**Aim of the exercise:** Look below and pull out each line with the word "author".

**Recorded data:**
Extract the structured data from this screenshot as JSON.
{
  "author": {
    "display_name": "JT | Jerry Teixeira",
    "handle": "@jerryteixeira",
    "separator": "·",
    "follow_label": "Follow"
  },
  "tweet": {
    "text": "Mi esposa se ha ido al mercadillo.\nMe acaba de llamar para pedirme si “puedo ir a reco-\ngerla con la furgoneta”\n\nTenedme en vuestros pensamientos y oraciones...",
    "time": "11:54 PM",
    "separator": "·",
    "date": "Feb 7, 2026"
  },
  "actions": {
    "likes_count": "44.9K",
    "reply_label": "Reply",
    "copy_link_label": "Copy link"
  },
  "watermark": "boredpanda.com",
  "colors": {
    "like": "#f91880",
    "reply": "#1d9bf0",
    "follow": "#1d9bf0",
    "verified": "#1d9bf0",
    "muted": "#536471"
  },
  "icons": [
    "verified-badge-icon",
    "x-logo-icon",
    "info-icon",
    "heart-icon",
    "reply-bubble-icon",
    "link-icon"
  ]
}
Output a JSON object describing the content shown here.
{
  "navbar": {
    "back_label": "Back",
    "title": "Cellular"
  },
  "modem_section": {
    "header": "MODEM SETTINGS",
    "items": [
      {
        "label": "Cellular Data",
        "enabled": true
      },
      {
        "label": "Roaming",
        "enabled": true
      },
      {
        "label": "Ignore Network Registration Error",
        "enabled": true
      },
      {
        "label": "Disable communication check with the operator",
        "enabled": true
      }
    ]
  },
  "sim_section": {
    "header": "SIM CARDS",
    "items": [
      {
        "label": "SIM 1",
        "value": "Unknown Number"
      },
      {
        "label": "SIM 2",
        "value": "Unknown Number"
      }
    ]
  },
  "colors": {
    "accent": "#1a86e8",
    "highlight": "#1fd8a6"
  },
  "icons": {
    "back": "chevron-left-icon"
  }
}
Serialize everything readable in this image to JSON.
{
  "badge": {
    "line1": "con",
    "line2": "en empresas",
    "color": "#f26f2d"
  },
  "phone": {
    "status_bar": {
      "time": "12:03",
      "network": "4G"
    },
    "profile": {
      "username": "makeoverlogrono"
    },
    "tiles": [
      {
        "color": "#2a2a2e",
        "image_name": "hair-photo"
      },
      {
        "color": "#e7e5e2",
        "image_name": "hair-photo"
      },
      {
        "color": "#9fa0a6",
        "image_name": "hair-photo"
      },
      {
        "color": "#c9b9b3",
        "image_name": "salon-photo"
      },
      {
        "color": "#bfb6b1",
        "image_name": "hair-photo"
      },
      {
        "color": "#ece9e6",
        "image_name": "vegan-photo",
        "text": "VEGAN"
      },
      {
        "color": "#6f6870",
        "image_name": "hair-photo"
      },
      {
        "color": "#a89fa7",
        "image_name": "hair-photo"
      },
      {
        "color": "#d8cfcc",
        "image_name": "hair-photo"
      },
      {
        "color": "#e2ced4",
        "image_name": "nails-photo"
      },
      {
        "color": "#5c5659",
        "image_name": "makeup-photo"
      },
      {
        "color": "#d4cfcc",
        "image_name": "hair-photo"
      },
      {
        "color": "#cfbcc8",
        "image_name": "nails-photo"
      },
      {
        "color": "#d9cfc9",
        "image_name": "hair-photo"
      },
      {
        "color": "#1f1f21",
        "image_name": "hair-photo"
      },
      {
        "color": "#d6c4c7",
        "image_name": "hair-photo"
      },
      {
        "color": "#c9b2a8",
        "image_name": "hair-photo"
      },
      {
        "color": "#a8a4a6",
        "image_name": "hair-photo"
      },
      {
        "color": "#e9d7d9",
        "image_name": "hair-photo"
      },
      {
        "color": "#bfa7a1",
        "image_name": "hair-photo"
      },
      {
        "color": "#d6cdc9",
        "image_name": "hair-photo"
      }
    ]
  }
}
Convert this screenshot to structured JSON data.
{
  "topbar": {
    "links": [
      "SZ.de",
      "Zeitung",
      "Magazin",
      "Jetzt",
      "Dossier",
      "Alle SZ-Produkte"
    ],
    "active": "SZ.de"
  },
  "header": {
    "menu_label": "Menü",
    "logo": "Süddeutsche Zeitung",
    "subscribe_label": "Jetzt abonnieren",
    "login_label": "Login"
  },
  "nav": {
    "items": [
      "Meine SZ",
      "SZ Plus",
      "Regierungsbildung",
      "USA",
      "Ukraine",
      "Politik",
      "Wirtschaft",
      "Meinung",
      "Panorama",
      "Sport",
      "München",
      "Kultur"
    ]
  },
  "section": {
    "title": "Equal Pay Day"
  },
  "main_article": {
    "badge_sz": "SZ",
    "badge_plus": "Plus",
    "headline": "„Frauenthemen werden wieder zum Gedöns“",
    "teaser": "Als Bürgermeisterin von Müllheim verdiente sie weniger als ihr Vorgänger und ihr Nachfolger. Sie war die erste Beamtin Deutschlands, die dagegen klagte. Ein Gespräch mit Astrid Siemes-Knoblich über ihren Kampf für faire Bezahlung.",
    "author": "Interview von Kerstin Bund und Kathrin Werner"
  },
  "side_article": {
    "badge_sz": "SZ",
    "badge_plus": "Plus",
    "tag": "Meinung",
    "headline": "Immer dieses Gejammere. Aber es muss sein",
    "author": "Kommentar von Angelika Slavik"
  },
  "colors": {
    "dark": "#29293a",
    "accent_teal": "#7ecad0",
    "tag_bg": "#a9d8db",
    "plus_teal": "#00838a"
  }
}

**Response box:**
  "author": {
    "author": "Interview von Kerstin Bund und Kathrin Werner"
    "author": "Kommentar von Angelika Slavik"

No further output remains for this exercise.